#### Problem statement:
What is needed here is a word-for-word copy of all the entries below.

(Element data from apps and pages)
• • • • • • •
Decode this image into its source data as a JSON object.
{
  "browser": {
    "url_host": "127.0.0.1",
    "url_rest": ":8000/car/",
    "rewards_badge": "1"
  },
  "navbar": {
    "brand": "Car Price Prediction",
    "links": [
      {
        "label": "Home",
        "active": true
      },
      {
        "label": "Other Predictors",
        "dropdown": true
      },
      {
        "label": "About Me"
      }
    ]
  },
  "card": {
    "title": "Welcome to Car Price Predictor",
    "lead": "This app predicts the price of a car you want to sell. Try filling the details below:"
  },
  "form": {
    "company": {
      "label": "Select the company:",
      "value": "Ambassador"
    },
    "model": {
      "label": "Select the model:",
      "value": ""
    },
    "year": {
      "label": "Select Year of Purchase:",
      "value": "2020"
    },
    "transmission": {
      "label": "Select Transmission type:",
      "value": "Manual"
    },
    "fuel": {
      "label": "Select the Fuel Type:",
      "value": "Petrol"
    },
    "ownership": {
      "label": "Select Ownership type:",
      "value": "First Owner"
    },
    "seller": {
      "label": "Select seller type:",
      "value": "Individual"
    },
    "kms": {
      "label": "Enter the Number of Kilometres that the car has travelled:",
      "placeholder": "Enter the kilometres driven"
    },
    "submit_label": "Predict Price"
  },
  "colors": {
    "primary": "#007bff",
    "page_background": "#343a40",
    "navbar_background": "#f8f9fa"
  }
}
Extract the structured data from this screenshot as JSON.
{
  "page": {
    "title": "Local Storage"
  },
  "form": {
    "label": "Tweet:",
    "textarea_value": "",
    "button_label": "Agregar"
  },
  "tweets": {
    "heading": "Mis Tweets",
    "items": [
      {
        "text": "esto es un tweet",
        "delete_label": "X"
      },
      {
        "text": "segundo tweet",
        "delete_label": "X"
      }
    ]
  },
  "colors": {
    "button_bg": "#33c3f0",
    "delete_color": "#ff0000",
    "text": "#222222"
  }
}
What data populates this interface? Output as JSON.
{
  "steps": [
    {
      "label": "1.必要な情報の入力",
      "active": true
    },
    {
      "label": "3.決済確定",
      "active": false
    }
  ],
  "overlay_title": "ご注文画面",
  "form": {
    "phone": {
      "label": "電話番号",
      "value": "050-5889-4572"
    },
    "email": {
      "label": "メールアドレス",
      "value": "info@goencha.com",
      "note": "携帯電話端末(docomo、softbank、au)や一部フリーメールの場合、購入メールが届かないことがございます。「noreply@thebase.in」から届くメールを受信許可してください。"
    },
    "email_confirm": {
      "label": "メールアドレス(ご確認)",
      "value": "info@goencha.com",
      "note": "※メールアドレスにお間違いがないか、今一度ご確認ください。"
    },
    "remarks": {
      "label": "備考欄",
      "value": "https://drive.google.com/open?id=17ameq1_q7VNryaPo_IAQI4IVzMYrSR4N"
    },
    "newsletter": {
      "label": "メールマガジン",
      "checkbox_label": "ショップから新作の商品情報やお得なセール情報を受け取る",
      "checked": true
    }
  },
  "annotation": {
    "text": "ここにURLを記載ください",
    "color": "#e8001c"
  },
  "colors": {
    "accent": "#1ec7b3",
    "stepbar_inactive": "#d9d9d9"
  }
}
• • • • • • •
#### Answer to this exercise:
Decode this image into its source data as a JSON object.
{
  "browser": {
    "url_host": "127.0.0.1",
    "url_rest": ":8000/car/",
    "rewards_badge": "1"
  },
  "navbar": {
    "brand": "Car Price Prediction",
    "links": [
      {
        "label": "Home",
        "active": true
      },
      {
        "label": "Other Predictors",
        "dropdown": true
      },
      {
        "label": "About Me"
      }
    ]
  },
  "card": {
    "title": "Welcome to Car Price Predictor",
    "lead": "This app predicts the price of a car you want to sell. Try filling the details below:"
  },
  "form": {
    "company": {
      "label": "Select the company:",
      "value": "Ambassador"
    },
    "model": {
      "label": "Select the model:",
      "value": ""
    },
    "year": {
      "label": "Select Year of Purchase:",
      "value": "2020"
    },
    "transmission": {
      "label": "Select Transmission type:",
      "value": "Manual"
    },
    "fuel": {
      "label": "Select the Fuel Type:",
      "value": "Petrol"
    },
    "ownership": {
      "label": "Select Ownership type:",
      "value": "First Owner"
    },
    "seller": {
      "label": "Select seller type:",
      "value": "Individual"
    },
    "kms": {
      "label": "Enter the Number of Kilometres that the car has travelled:",
      "placeholder": "Enter the kilometres driven"
    },
    "submit_label": "Predict Price"
  },
  "colors": {
    "primary": "#007bff",
    "page_background": "#343a40",
    "navbar_background": "#f8f9fa"
  }
}
Extract the structured data from this screenshot as JSON.
{
  "page": {
    "title": "Local Storage"
  },
  "form": {
    "label": "Tweet:",
    "textarea_value": "",
    "button_label": "Agregar"
  },
  "tweets": {
    "heading": "Mis Tweets",
    "items": [
      {
        "text": "esto es un tweet",
        "delete_label": "X"
      },
      {
        "text": "segundo tweet",
        "delete_label": "X"
      }
    ]
  },
  "colors": {
    "button_bg": "#33c3f0",
    "delete_color": "#ff0000",
    "text": "#222222"
  }
}
What data populates this interface? Output as JSON.
{
  "steps": [
    {
      "label": "1.必要な情報の入力",
      "active": true
    },
    {
      "label": "3.決済確定",
      "active": false
    }
  ],
  "overlay_title": "ご注文画面",
  "form": {
    "phone": {
      "label": "電話番号",
      "value": "050-5889-4572"
    },
    "email": {
      "label": "メールアドレス",
      "value": "info@goencha.com",
      "note": "携帯電話端末(docomo、softbank、au)や一部フリーメールの場合、購入メールが届かないことがございます。「noreply@thebase.in」から届くメールを受信許可してください。"
    },
    "email_confirm": {
      "label": "メールアドレス(ご確認)",
      "value": "info@goencha.com",
      "note": "※メールアドレスにお間違いがないか、今一度ご確認ください。"
    },
    "remarks": {
      "label": "備考欄",
      "value": "https://drive.google.com/open?id=17ameq1_q7VNryaPo_IAQI4IVzMYrSR4N"
    },
    "newsletter": {
      "label": "メールマガジン",
      "checkbox_label": "ショップから新作の商品情報やお得なセール情報を受け取る",
      "checked": true
    }
  },
  "annotation": {
    "text": "ここにURLを記載ください",
    "color": "#e8001c"
  },
  "colors": {
    "accent": "#1ec7b3",
    "stepbar_inactive": "#d9d9d9"
  }
}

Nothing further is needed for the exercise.